A rich-girl trip through Switzerland would not be complete without visiting one of the legendary watch companies. Zürich is full of them, and the one we visit is the Bucherer watch and jewellery maker, the biggest retailer for watches in Europe.
We marvel at some watches worth an entire apartment in a nice European city as well as diamond rings in the four-storey shop. Then, before we head to our second stop in Switzerland, Bern, we have lunch at the oldest vegetarian restaurant in the world, Haus Hiltl, or at least the first vegetarian restaurant to register itself as such. What started in 1898 has grown to become a favorite place in town for meeting friends, having a business lunch, or even going wild at the Hiltl club. Many dishes are inspired by Indian cuisine, though not all of them.
As a vegetarian and fervent advocate of Indian cuisine, I simply love the restaurant and wish I could have lunch there everyday. Some of my meat-loving media partners, however, are not entirely pleased by the look and taste of the food on their plate.
In the afternoon, we take the train to Bern, the capital, which supposedly is a charming small town with an old, UNESCO-enlisted center. The view while walking to the hotel is already worth one hour of taking snapshots. Credits to our guide, who has been so patient with us!
We stay next to the Swiss parliament, at the Bellevue Palace, Switzerland’s official state guesthouse right in the heart of Bern. While very luxurious, staying at the 5-star superior hotel feels like living in an old, 19th century palace (which it is, in fact) where etiquette and other formalities still thrive – definitely not the casual atmosphere we experienced at the Dolder in Zürich. But everything has its charm, and the suite I stay at is equipped with everything I may need, including Molton Brown hair and skin products.

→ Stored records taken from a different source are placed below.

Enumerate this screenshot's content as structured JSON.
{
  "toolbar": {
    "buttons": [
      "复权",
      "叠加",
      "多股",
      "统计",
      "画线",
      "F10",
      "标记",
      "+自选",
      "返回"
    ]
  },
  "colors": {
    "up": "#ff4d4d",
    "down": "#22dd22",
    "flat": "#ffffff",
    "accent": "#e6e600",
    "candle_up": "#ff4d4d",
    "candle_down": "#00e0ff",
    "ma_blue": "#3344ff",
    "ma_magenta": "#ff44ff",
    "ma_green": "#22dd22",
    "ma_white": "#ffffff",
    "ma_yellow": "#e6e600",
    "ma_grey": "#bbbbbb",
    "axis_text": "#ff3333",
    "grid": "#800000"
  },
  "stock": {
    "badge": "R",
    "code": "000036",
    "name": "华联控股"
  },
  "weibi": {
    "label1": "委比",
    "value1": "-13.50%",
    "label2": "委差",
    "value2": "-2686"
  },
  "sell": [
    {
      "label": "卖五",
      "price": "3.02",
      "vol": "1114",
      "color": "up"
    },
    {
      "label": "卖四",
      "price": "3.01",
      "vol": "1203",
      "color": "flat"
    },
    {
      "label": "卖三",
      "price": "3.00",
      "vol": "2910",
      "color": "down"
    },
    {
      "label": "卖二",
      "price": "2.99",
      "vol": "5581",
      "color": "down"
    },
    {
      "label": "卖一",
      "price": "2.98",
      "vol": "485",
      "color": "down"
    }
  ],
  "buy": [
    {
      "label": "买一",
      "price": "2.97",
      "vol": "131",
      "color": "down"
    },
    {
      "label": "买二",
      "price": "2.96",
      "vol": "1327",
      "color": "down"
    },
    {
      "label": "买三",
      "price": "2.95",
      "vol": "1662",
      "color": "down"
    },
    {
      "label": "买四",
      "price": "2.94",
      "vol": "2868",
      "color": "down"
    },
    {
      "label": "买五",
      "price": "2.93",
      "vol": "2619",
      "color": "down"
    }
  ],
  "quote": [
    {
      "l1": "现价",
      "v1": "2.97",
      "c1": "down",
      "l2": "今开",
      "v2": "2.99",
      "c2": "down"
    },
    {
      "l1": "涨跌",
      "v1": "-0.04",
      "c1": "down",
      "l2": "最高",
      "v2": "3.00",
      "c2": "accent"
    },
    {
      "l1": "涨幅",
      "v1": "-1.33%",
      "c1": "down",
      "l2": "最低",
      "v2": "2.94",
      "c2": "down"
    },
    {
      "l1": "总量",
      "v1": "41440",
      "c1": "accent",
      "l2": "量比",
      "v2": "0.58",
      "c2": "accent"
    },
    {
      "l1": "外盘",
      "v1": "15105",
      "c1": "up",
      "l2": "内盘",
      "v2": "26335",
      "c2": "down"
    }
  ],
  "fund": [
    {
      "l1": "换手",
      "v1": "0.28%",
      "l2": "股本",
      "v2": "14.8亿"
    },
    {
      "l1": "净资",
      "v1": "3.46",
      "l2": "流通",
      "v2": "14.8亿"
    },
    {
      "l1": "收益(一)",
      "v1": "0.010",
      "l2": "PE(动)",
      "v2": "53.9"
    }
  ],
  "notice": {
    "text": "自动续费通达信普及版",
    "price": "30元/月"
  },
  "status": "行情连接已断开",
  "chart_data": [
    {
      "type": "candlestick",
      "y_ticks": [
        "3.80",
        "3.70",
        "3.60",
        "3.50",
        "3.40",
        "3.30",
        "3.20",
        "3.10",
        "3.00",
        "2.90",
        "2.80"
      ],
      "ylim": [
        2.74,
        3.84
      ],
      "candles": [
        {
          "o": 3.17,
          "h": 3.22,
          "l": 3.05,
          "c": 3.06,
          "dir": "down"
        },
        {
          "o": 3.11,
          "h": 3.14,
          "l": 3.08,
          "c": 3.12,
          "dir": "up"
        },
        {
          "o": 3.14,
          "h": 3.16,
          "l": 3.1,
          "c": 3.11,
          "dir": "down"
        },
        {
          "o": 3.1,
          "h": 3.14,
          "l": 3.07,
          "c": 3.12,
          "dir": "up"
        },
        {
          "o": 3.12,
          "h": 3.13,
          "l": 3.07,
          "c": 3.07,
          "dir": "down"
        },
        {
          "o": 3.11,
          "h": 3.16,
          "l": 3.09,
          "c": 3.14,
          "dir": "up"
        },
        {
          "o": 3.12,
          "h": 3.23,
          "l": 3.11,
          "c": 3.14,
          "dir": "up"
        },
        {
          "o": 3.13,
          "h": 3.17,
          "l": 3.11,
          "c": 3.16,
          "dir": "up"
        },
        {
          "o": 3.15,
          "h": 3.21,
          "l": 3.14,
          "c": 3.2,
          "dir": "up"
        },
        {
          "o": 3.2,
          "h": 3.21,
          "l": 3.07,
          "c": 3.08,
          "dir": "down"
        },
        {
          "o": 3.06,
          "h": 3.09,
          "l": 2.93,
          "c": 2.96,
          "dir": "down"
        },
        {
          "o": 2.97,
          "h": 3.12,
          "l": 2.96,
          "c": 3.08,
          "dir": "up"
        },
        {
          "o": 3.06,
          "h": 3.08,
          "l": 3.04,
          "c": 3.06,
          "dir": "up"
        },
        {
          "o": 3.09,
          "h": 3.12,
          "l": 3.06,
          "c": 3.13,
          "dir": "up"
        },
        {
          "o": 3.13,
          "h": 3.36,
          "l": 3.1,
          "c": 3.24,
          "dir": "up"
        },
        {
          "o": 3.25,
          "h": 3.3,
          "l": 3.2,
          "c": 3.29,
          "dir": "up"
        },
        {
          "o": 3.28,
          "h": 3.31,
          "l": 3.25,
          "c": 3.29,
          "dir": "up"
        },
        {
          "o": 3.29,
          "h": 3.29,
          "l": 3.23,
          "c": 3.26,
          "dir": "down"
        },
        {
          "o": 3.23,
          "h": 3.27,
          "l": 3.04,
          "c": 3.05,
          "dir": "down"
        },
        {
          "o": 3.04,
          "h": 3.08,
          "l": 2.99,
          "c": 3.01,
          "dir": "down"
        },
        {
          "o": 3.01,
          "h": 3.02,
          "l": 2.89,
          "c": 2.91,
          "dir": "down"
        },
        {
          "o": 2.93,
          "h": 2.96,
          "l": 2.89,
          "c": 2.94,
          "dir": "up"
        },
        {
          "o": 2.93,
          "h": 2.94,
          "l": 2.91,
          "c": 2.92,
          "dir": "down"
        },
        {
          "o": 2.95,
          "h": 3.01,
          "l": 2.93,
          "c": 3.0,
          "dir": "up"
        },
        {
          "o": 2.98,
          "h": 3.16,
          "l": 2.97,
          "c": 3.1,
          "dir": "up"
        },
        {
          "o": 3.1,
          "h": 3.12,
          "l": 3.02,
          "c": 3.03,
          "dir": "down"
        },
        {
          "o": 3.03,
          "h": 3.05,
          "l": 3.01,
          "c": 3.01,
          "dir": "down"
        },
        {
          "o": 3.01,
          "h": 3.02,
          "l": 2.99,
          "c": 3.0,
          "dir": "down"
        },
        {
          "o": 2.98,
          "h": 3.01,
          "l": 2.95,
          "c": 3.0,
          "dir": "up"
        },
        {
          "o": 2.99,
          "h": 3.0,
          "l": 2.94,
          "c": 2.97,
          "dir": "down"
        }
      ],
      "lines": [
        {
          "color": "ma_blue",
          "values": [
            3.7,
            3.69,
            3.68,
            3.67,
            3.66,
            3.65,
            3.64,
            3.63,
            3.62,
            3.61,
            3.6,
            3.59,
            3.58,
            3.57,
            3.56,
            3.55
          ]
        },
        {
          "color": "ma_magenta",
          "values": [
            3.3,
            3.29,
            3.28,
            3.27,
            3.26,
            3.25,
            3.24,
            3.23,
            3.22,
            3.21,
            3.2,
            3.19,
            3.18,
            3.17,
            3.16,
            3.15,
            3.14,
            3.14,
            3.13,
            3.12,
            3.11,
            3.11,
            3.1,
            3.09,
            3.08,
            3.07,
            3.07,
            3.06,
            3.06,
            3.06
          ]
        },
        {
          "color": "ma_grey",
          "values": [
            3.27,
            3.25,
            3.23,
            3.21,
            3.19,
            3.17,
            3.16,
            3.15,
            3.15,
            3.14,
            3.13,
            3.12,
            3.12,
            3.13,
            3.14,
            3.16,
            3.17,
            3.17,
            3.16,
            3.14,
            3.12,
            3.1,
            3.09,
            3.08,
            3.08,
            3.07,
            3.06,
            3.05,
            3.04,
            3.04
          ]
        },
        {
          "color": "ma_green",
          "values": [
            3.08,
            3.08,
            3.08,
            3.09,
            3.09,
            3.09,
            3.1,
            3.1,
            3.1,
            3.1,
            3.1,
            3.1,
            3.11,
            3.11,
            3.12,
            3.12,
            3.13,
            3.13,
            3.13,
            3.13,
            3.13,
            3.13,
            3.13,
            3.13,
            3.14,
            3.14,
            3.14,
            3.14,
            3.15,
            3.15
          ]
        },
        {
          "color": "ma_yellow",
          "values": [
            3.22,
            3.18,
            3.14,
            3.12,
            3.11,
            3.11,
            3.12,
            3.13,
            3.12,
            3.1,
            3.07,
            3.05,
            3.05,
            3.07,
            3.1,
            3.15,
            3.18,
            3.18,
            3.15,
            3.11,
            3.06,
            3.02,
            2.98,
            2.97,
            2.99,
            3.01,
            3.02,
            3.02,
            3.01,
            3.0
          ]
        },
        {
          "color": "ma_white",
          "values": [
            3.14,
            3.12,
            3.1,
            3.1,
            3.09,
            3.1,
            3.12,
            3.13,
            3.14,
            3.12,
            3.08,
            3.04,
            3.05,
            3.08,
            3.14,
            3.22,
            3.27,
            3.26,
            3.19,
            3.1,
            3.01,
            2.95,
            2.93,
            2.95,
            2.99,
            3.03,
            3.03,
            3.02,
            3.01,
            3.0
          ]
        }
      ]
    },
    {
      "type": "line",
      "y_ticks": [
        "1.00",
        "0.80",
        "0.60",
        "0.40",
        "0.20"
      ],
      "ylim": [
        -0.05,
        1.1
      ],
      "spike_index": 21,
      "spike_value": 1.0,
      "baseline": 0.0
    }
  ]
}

After a tour through the hotel we have dinner at “La Terrasse”, which boasts of 16 GaultMillau points and, according to the Bellevue Palace website, is “one of Bern’s exquisite gourmet restaurants”. The four-course dinner shows it is indeed exquisite. We even get the chance to peek into the kitchen seeing our dishes being prepared on the iPads we receive at our table.
The next day I wake up early again to go for a run along the Aare, the river that runs along Bern’s historical center. It is a nice and bright morning with even some sun, and refreshed I return to the hotel, where I find a jogging bar with water, towels, and apples waiting for me. This Wednesday we are meeting another guide who will show us the old town. We spend a good deal of the morning inside the Zytglogge, the medieval clock tower with moving puppets. The whole mechanism the clock functions with is phenomenal.
We also see the town’s other main sights: the 15th century Gothic cathedral; several of the town’s public fountains, which all have allegorical statues on them; the arcades in the main (shopping) street; the Einsteinhaus, where Albert Einstein lived for three years; and of course the bear pit Bern is famous for and has been part of the town since the 16th century. (According to legend, the city’s founder Berchtold V, Duke of Zähringen, vowed to name the city after the first animal he encountered, and this turned out to be a bear.)
We have lunch in the Rosengarten, or Rose Garden, from where we have another beautiful view over Bern; however, as it starts to rain, we decide to spend the few hours we have left until we take the train to our third and last destination at the Paul Klee Museum, which is housed in a very interesting building designed by the famous Italian architect Renzo Piano and appears to be part of the surrounding hills.
We then take the bus back to the station and catch the train that will take us to our third and last destination of this media tour, so stay tuned!